If you suffer from a sleep disorder, it can affect every facet of your life. Most people don't give driving much thought, but if you haven't had a restful night's sleep due to sleep apnea, restless leg syndrome, insomnia or sleep deprivation, you could be putting yourself and others in danger.
According to the Centers for Disease Control (CDC), sleep disorders are one of the major risk groups when it comes to driving drowsy. Every year there are 5,000 to 6,000 fatal motor vehicle accidents that can be contributed to driving while tired. These numbers are probably conservative, and there are just as many accidents that are not fatal.
If you would never consider driving while intoxicated, driving while drowsy has surprisingly similar consequences. The CDC found that if you haven't slept in 18 hours, your impairment level is about the same as a person with a blood alcohol content (BAC) of 0.05. Those that haven't slept in 24 hours have the same judgment and reaction time of a person with a BAC of 0.10, which is illegal in all states.
If you're driving down the road and find yourself yawning a lot, it's time to take action. If you are hitting rumble strips or are drifting into another lane, pull over. Take a rest or let someone else drive. At the very least, take a brisk walk and get some coffee.
Sleep disorders are difficult to deal with during the night, but the consequences of these issues have to be dealt with during the daytime too. If you have a sleep disorder, consider whether you should be driving a car, because you could be putting yourself or somebody else at risk.

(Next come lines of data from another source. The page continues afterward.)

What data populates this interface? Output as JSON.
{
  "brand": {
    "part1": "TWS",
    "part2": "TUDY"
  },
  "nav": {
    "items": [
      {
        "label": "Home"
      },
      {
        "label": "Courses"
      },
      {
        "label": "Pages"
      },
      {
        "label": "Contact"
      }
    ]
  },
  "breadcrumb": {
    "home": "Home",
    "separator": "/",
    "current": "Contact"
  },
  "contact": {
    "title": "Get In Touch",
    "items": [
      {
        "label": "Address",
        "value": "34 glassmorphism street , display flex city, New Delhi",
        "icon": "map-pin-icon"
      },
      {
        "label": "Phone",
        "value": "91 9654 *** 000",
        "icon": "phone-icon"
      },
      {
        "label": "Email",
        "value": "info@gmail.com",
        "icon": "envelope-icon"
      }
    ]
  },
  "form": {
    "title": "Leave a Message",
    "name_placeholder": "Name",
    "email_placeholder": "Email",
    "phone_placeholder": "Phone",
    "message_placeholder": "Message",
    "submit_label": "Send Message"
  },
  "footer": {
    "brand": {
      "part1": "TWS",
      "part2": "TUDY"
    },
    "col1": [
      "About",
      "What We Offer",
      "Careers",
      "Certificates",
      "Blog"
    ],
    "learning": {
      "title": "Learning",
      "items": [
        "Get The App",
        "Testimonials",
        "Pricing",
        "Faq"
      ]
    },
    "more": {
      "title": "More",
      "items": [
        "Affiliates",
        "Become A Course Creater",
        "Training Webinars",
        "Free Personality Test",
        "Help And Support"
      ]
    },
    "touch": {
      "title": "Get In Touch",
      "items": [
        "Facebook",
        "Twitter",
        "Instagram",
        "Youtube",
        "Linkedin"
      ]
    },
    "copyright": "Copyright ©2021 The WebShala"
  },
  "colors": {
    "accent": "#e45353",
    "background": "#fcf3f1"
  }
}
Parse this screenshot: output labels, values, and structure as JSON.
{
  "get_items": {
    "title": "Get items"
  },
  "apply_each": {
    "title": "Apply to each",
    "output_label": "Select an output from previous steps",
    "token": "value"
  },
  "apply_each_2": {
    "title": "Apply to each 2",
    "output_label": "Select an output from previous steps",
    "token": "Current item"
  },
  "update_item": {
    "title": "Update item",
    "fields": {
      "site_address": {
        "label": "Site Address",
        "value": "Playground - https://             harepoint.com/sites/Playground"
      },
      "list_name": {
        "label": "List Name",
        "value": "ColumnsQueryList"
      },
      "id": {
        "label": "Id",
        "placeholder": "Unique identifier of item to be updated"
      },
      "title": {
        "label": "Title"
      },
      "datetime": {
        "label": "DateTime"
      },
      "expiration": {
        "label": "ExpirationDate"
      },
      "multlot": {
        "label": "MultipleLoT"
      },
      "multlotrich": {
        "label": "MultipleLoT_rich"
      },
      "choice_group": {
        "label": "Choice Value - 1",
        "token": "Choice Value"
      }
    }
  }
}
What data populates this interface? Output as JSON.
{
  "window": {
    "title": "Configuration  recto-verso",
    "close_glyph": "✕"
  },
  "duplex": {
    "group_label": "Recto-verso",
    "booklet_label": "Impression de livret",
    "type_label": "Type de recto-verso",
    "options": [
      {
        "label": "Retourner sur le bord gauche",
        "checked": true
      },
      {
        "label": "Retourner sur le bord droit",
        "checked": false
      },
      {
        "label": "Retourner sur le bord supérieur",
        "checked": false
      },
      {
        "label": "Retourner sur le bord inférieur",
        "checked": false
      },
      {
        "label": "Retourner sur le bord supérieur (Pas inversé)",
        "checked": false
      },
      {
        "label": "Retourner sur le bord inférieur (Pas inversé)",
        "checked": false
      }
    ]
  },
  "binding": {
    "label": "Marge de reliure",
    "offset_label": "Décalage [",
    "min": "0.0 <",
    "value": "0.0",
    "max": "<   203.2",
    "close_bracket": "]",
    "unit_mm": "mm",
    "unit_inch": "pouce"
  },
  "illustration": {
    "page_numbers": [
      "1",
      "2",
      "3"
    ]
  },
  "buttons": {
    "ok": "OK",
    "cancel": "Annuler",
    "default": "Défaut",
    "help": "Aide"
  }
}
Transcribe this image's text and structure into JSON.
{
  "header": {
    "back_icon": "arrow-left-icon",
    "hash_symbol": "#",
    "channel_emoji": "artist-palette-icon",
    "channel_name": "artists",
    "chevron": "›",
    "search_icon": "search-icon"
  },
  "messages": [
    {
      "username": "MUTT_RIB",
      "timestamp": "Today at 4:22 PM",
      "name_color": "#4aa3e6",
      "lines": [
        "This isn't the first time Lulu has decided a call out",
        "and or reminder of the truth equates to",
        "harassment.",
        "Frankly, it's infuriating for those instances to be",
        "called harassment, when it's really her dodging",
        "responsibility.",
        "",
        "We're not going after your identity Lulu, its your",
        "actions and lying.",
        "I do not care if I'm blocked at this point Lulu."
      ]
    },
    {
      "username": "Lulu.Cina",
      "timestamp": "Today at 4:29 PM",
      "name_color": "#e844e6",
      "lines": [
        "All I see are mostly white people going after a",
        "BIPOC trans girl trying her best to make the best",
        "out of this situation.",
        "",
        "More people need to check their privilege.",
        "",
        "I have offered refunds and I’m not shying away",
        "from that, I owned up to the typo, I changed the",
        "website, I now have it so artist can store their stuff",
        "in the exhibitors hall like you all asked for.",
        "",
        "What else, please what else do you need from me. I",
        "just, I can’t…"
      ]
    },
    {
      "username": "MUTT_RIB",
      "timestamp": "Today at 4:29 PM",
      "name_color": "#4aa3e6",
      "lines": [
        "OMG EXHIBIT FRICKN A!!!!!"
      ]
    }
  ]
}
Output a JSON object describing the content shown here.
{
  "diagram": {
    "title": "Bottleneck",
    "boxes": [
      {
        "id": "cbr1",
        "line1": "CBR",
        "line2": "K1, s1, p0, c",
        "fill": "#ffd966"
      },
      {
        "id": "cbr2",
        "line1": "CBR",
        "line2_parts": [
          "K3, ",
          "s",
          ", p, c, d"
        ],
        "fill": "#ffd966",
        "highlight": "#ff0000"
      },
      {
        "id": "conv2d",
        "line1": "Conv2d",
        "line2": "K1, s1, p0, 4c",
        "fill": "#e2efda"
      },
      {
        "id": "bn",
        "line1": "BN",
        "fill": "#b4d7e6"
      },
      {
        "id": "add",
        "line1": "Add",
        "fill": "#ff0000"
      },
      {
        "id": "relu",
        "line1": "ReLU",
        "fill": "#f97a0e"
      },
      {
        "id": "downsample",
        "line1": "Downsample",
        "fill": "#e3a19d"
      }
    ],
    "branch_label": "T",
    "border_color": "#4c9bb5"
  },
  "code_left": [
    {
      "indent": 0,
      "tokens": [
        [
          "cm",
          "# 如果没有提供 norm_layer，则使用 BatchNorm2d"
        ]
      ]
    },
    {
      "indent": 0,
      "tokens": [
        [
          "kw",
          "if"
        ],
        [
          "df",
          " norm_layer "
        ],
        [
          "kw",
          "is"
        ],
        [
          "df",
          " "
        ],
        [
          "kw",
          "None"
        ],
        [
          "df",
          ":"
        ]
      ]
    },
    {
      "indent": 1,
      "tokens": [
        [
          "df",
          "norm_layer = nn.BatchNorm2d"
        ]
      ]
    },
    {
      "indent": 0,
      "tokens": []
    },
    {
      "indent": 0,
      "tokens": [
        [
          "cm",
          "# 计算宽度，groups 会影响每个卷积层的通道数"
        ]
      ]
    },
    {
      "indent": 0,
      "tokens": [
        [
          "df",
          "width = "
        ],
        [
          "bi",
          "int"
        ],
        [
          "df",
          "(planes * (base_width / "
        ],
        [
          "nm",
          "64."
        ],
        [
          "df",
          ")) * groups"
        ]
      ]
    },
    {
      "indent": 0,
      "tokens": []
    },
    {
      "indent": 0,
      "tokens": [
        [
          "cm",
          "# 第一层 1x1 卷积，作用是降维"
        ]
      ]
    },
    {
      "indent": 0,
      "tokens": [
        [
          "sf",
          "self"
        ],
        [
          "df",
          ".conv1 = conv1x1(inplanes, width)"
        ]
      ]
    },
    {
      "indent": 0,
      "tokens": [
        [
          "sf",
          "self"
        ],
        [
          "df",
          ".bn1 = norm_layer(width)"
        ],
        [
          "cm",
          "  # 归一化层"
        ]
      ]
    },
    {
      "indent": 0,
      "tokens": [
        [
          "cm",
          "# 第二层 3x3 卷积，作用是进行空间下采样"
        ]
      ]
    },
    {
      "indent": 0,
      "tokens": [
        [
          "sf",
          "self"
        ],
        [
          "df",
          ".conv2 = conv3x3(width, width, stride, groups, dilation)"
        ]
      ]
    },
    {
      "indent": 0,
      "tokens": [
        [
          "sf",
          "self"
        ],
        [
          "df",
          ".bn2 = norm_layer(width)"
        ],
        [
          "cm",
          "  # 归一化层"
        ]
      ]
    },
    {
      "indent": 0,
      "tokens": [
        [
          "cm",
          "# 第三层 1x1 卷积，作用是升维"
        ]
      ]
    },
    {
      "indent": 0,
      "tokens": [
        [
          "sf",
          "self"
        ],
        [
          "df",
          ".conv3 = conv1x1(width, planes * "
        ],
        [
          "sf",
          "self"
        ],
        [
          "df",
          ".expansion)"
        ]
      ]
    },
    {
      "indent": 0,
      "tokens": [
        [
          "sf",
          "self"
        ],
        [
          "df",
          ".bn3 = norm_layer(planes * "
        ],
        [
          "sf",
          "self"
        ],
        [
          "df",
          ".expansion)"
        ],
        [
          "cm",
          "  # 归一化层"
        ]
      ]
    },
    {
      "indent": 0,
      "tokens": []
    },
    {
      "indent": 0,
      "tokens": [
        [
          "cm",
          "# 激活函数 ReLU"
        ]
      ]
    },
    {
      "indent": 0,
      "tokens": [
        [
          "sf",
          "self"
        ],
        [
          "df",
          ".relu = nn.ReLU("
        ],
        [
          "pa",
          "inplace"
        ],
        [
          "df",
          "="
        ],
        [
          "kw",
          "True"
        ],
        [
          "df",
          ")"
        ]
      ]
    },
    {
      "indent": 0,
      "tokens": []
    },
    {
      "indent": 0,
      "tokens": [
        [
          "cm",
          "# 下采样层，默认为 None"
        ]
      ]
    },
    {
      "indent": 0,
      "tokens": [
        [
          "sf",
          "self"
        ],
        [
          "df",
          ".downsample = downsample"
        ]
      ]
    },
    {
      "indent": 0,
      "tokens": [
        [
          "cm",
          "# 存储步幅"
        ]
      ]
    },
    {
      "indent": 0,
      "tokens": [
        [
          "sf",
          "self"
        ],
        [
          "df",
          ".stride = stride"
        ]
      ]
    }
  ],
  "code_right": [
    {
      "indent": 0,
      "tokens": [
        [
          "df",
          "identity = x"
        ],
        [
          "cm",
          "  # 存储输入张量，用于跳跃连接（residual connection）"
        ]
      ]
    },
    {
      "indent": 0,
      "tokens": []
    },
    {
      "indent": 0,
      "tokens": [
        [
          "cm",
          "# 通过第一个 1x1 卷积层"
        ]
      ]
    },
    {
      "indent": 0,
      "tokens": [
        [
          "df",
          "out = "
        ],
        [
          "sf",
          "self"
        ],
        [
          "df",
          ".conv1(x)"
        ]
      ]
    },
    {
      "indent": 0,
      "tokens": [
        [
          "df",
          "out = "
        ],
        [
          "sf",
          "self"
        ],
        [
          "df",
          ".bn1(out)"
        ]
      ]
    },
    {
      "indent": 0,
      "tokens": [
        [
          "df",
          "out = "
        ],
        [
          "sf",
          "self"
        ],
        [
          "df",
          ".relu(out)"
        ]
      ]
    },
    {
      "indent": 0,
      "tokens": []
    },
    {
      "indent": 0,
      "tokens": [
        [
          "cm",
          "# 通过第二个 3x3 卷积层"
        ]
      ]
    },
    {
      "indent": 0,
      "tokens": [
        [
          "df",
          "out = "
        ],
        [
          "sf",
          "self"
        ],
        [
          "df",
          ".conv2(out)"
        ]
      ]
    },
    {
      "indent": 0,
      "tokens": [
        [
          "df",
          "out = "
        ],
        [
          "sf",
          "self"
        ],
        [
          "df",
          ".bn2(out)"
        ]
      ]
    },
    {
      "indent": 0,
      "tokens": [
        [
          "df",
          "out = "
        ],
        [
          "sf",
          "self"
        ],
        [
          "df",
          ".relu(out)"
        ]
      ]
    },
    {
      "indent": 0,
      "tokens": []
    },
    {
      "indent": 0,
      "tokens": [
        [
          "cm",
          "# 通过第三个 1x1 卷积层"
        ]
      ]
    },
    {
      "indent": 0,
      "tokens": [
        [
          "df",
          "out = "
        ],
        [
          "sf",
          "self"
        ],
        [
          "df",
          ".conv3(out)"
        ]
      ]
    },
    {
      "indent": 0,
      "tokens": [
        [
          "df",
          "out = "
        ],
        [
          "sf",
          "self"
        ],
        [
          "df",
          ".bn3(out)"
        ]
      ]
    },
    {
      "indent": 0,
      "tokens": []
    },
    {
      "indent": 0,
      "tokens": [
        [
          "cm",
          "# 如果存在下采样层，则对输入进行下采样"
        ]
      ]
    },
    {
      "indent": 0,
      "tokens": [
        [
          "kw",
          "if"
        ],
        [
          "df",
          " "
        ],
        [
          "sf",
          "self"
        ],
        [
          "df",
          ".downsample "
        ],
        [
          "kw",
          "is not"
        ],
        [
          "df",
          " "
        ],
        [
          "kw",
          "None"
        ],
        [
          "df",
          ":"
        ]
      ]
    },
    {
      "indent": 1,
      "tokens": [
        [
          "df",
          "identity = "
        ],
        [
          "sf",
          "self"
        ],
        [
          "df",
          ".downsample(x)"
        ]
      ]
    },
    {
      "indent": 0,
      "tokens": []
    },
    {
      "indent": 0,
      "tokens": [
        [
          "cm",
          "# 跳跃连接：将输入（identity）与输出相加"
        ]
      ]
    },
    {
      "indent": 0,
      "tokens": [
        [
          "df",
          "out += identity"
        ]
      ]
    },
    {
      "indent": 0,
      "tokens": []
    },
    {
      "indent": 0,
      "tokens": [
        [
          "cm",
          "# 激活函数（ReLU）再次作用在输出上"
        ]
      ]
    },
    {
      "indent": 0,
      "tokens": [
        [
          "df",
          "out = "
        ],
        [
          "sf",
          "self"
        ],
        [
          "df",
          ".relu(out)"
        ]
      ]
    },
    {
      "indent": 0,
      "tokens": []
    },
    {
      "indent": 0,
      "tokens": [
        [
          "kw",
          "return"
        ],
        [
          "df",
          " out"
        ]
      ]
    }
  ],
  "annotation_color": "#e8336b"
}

Stay safe on the road. Call Security First Insurance Agency at (810) 732-5800 for more information on Flint auto insurance.